1. [syn: place kick, place-kicking]
The Collaborative International Dictionary of English v.0.48:
Place \Place\ (pl[=a]s), n. [F., fr. L. platea a street, an
area, a courtyard, from Gr. platei^a a street, properly fem.
of platy`s, flat, broad; akin to Skr. p[.r]thu, Lith. platus.
Cf. Flawn, Piazza, Plate, Plaza.]
1. Any portion of space regarded as measured off or distinct
from all other space, or appropriated to some definite
object or use; position; ground; site; spot; rarely,
Here is the place appointed. --Shak.
What place can be for us
Within heaven's bound? --Milton.
The word place has sometimes a more confused sense,
and stands for that space which any body takes up;
and so the universe is a place. --Locke.
2. A broad way in a city; an open space; an area; a court or
short part of a street open only at one end. "Hangman boys
in the market place." --Shak.
3. A position which is occupied and held; a dwelling; a
mansion; a village, town, or city; a fortified town or
post; a stronghold; a region or country.
Are you native of this place? --Shak.
4. Rank; degree; grade; order of priority, advancement,
dignity, or importance; especially, social rank or
position; condition; also, official station; occupation;
calling. "The enervating magic of place." --Hawthorne.
Men in great place are thrice servants. --Bacon.
I know my place as I would they should do theirs.
5. Vacated or relinquished space; room; stead (the departure
or removal of another being or thing being implied). "In
place of Lord Bassanio." --Shak.
6. A definite position or passage of a document.
The place of the scripture which he read was this.
7. Ordinal relation; position in the order of proceeding; as,
he said in the first place.
8. Reception; effect; -- implying the making room for.
My word hath no place in you. --John viii.
9. (Astron.) Position in the heavens, as of a heavenly body;
-- usually defined by its right ascension and declination,
or by its latitude and longitude.
10. (Racing) The position of first, second, or third at the
finish, esp. the second position.
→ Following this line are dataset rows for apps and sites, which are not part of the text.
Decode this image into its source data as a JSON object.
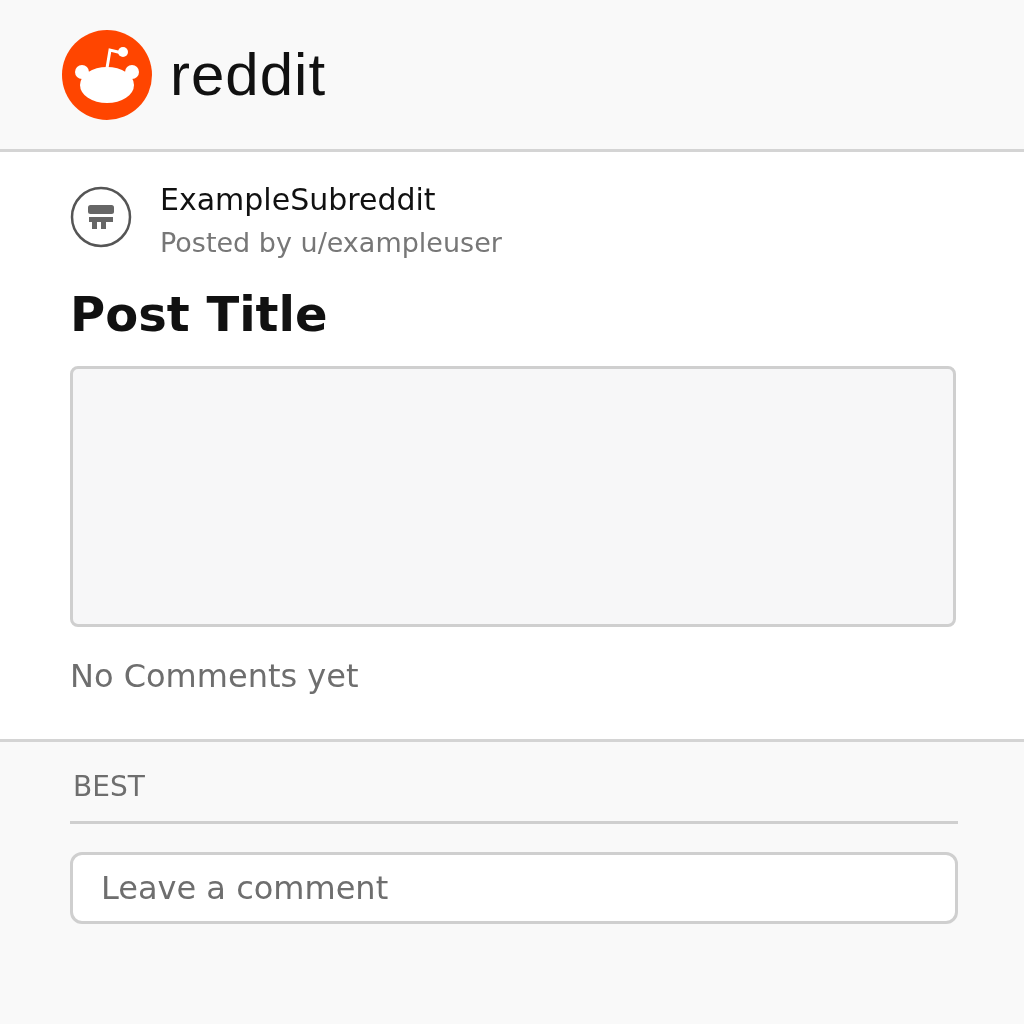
{
  "header": {
    "brand": "reddit"
  },
  "post": {
    "subreddit": "ExampleSubreddit",
    "posted_by": "Posted by u/exampleuser",
    "title": "Post Title",
    "comments_status": "No Comments yet"
  },
  "comments": {
    "sort": "BEST",
    "input": {
      "placeholder": "Leave a comment"
    }
  }
}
In betting, to win a
bet on a horse for place it must, in the United States,
finish first or second, in England, usually, first,
second, or third.
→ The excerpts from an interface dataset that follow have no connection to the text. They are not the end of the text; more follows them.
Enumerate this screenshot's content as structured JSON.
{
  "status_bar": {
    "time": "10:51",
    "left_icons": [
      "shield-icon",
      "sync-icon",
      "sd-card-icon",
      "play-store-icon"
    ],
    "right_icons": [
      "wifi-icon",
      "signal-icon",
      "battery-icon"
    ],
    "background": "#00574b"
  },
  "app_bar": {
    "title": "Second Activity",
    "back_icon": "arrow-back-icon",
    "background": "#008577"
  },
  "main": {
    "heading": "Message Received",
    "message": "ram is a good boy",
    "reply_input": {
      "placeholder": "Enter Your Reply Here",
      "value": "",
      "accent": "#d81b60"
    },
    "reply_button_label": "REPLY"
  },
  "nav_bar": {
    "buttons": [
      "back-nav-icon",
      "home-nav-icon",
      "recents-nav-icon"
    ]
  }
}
[Webster 1913 Suppl.]
Place of arms (Mil.), a place calculated for the rendezvous
of men in arms, etc., as a fort which affords a safe
retreat for hospitals, magazines, etc. --Wilhelm.
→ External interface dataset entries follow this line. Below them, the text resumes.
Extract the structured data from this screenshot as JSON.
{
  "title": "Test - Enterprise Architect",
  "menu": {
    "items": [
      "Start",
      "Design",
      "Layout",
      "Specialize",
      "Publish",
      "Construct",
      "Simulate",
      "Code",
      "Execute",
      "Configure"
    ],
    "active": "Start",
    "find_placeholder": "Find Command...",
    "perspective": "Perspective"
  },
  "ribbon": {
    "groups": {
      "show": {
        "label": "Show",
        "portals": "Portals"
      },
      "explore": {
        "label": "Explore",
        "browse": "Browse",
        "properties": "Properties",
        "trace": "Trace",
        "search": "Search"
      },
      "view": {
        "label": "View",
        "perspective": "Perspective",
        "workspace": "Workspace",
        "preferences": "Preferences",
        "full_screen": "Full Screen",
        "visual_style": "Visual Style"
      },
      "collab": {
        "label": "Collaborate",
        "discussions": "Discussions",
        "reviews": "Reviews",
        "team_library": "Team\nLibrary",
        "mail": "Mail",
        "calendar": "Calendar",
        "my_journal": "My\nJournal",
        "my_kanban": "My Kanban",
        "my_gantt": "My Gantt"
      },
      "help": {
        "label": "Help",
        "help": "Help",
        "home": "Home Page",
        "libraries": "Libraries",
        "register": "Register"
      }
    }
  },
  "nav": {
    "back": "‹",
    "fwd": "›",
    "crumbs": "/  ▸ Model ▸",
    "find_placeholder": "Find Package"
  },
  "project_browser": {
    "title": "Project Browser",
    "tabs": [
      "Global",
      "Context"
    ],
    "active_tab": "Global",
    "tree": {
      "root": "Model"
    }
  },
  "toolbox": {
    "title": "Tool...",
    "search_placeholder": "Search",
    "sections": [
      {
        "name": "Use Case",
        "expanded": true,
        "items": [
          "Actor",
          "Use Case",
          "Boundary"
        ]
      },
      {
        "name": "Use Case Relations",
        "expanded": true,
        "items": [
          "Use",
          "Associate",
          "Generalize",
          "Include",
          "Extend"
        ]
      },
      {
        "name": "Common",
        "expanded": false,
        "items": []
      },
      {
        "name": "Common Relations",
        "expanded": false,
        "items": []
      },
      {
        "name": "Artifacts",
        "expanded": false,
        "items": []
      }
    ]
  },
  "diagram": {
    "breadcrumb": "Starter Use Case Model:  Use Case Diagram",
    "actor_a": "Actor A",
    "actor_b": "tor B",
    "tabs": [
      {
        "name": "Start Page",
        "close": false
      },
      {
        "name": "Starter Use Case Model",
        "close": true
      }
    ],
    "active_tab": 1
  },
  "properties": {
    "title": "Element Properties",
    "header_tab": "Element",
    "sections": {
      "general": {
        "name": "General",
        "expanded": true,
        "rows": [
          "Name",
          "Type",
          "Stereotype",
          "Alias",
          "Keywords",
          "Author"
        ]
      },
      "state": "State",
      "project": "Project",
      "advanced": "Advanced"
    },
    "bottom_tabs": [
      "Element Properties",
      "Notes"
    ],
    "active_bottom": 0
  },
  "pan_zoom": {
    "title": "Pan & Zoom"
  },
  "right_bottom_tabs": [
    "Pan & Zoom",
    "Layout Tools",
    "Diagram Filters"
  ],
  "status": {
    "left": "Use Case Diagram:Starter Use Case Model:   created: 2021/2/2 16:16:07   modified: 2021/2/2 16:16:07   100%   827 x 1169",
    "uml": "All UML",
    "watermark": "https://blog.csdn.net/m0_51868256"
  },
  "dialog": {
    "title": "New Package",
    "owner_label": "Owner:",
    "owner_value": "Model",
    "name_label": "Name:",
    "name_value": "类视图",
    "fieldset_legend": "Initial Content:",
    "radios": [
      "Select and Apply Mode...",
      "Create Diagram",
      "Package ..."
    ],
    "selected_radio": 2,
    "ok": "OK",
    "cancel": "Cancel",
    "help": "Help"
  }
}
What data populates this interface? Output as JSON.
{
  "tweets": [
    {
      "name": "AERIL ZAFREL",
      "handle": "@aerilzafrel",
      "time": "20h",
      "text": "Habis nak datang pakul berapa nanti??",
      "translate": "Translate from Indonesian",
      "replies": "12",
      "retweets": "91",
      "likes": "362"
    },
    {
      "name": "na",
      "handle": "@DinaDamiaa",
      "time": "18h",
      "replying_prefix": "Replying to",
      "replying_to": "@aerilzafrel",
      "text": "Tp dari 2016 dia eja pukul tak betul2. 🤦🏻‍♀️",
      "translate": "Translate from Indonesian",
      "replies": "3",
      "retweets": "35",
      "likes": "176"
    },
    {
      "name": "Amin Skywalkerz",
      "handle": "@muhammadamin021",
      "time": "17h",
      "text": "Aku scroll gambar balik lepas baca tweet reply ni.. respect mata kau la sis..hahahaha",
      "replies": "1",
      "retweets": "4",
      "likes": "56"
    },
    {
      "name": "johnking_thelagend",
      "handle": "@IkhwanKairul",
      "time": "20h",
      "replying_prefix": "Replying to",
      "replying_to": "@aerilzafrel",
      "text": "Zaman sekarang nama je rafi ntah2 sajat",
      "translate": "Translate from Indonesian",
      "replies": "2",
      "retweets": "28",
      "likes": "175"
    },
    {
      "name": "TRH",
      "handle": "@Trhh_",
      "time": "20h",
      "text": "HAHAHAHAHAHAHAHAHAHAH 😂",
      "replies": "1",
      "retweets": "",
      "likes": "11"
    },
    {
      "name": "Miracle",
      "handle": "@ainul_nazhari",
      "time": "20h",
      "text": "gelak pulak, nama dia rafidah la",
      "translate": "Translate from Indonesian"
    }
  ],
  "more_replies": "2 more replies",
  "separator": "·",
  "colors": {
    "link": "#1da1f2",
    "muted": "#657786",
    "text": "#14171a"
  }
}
High place (Script.), a mount on which sacrifices were
offered. "Him that offereth in the high place." --Jer.
In place, in proper position; timely.
Out of place, inappropriate; ill-timed; as, his remarks
were out of place.
Place kick (Football), the act of kicking the ball after it
has been placed on the ground.
Place name, the name of a place or locality. --London
To give place, to make room; to yield; to give way; to give
advantage. "Neither give place to the devil." --Eph. iv.
27. "Let all the rest give place." --Shak.
To have place, to have a station, room, or seat; as, such
desires can have no place in a good heart.
To take place.
(a) To come to pass; to occur; as, the ceremony will not
(b) To take precedence or priority. --Addison.
(c) To take effect; to prevail. "If your doctrine takes
place." --Berkeley. "But none of these excuses would
take place." --Spenser.
To take the place of, to be substituted for.
Syn: Situation; seat; abode; position; locality; location;
site; spot; office; employment; charge; function; trust;
ground; room; stead.
WordNet (r) 3.0 (2006):
n 1: (sports) a kick in which the ball is placed on the ground
before kicking [syn: place kick, place-kicking]